D’Addario Planet Waves NS Artist DADGAD Capo
In the “not your grandpa’s capo” category we find the DADGAD ($21.24 street) model from D’Addario. It clamps down three inside strings, which, if you choose the A, D, and G, will give you a simulated DADGAD (actually EBEABE). Unlike DADGAD, all your chord shapes up the neck will remain normal, however. Placing at the 5th fret on the D, G, and B strings sounded great, and you can play behind the capo on the open strings. Cool! It has a micrometer tension adjustment to optimize it for any neck and features a smooth operation, although some notes did pinch sharp slightly. A small price to pay, though, for the cool chordal possibilities that await. daddario.com
D’Addario Planet Waves NS Artist Drop-Tune Capo
Another high-tech entry, the Drop-Tune ($21.24 street) covers only five strings, so you can get dropped-E tuning at the 2nd fret by leaving the low or high E string open. Don’t stop there, though. All kinds of cool voicings can be had by placing it further up the neck (7th fret with the high E open is particularly cool). It has a micrometer tension adjustment to optimize it for any neck and features a smooth operation and great intonation. This is a definite creativity booster. daddario.com
Dunlop Trigger Capo
Jim Dunlop has been in the capo game a long time. The Trigger ($11.15 street) is a spring-loaded, easy-to-move option from Dunlop that you’ve seen on tons of instruments. This chrome version looks sharp and feels good to the touch. The spring is no joke—you really need to squeeze it to place the Trigger on your neck—but the pressure is very even and I experienced no tuning issues. I was able to move it around from position to position lickety-split and stayed sweetly in tune through it all. A great choice if you want a mobile capo. jimdunlop.com

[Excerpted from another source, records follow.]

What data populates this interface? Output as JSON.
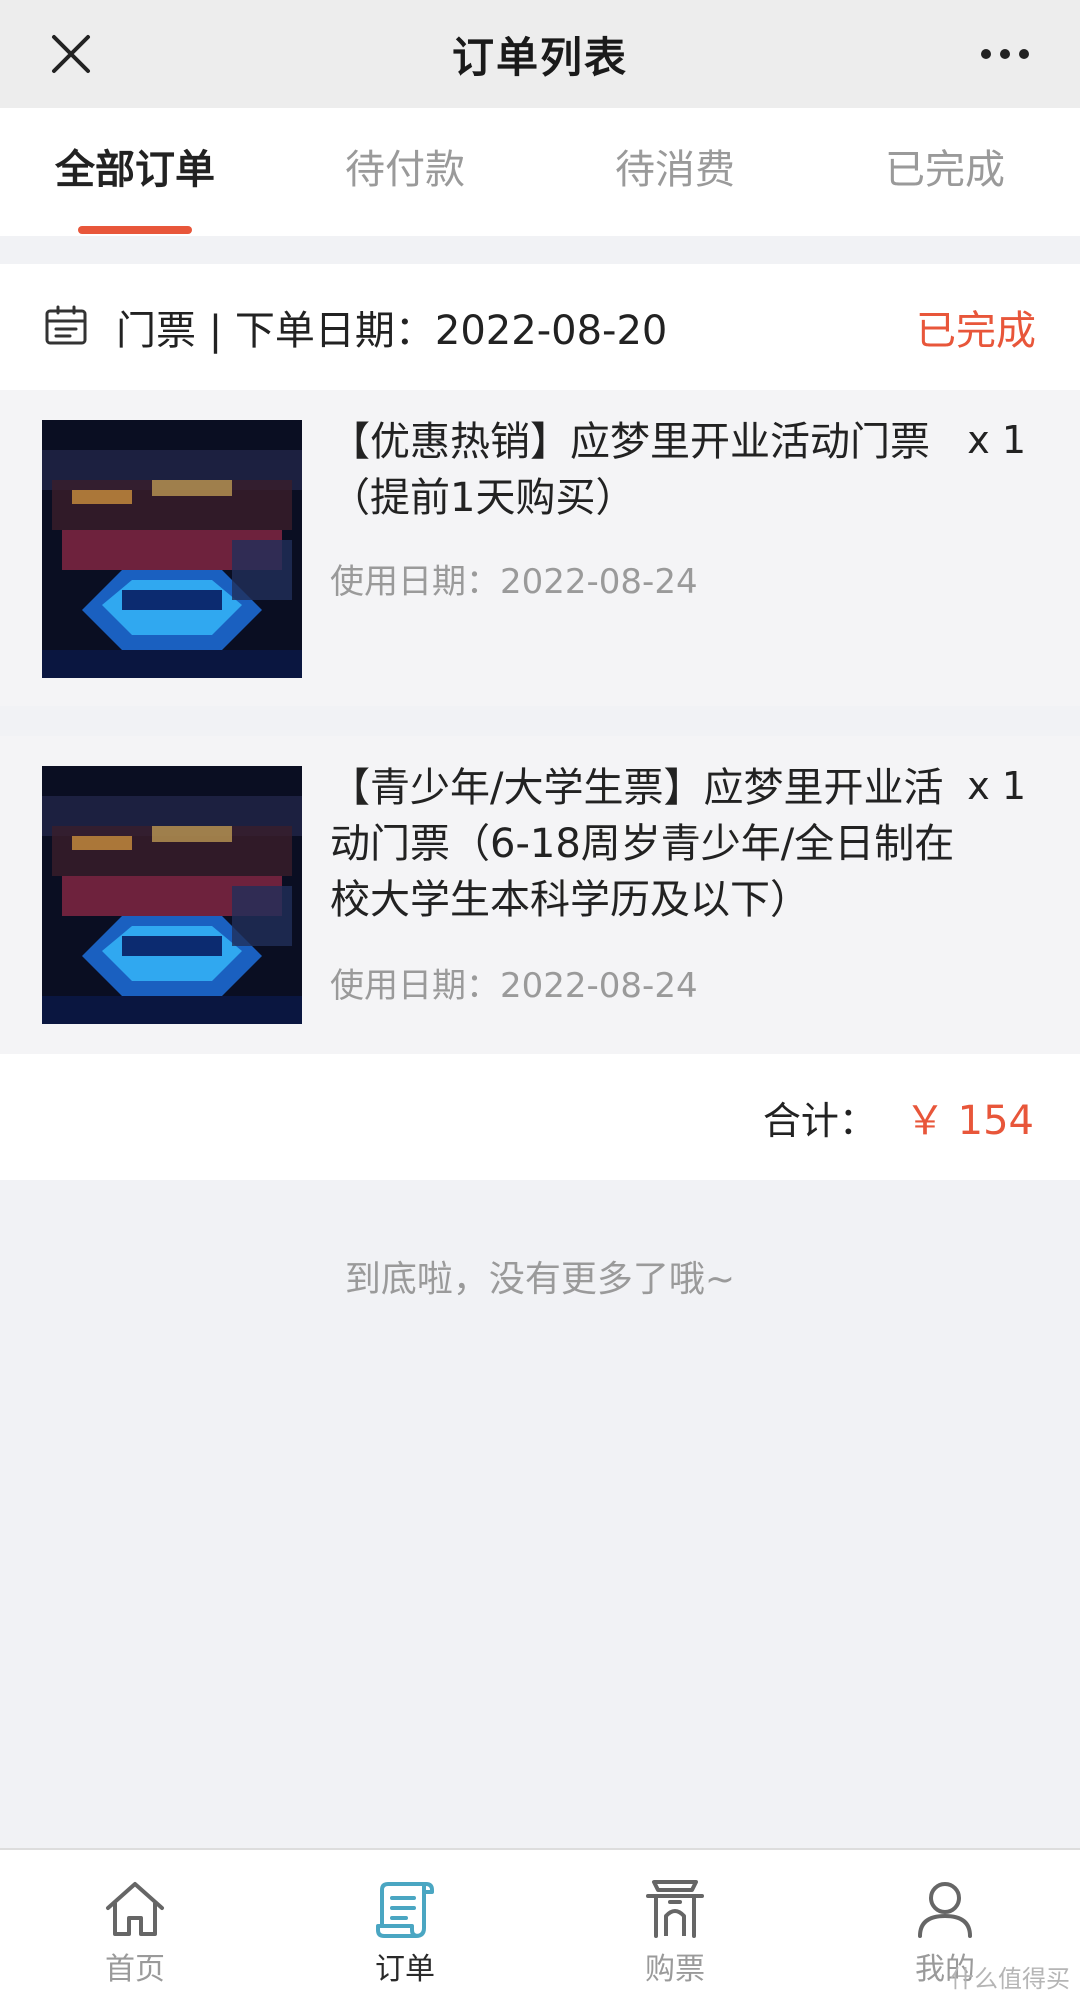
{
  "window": {
    "title": "订单列表"
  },
  "tabs": [
    {
      "label": "全部订单"
    },
    {
      "label": "待付款"
    },
    {
      "label": "待消费"
    },
    {
      "label": "已完成"
    }
  ],
  "order": {
    "meta": "门票 | 下单日期：2022-08-20",
    "status": "已完成",
    "items": [
      {
        "name": "【优惠热销】应梦里开业活动门票（提前1天购买）",
        "qty": "x 1",
        "date": "使用日期：2022-08-24"
      },
      {
        "name": "【青少年/大学生票】应梦里开业活动门票（6-18周岁青少年/全日制在校大学生本科学历及以下）",
        "qty": "x 1",
        "date": "使用日期：2022-08-24"
      }
    ],
    "total_label": "合计：",
    "total_amount": "￥ 154"
  },
  "end_hint": "到底啦，没有更多了哦~",
  "nav": [
    {
      "label": "首页",
      "icon": "home-icon"
    },
    {
      "label": "订单",
      "icon": "scroll-icon"
    },
    {
      "label": "购票",
      "icon": "gate-icon"
    },
    {
      "label": "我的",
      "icon": "user-icon"
    }
  ],
  "watermark": "什么值得买",
  "colors": {
    "accent": "#e8563a",
    "order_active": "#4aa6c2"
  }
}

The Dunlop Victor ($16.14 street) is a beautiful-looking capo that features a worm gear for infinitely adjustable tension—you only tighten it as much as you need. That is great for tuning stability. I really like the heft of this capo, too, which kind of reminds me of the Groove Tubes FatFinger (remember those?). I can’t say for sure if it eliminates dead spots, but it definitely feels great—solid and substantial. And if capo cosmetics are a concern, the Victor is one of the most low-profile capos out there. This is not a fast-change capo by any means, but it’s a beauty. jimdunlop.com
G7th Performance 2
I fell in love with the G7th Performance Capo a few NAMM Shows ago, with it’s elegant, slim design and variable clutch mechanism for clamping. Well, they’ve improved it with the Performance 2 ($38.24 street) and it has to be the greatest capo I’ve ever tried. It goes on smoothly and easily, has superb tuning integrity, and is actually very easy to move around by simply pinching the clutch lever. And while I don’t mind a capo that weighs a little, the G7th weighs practically nothing. It is a marvel of engineering and a real work of art. Bravo. g7th.com
Kyser Quick-Change Capo
The first quick-change capo that most of us ever saw, the Kyser ($13 street) is a classic and an industry standard. Our review model has a super-slick hammered-copper look. It goes on easily and switching positions is a breeze. Tuning stability is very good, with only a couple of minor tweaks required. There is a reason so many guitarists rely on Kyser on stage and in the studio. keysermusical.com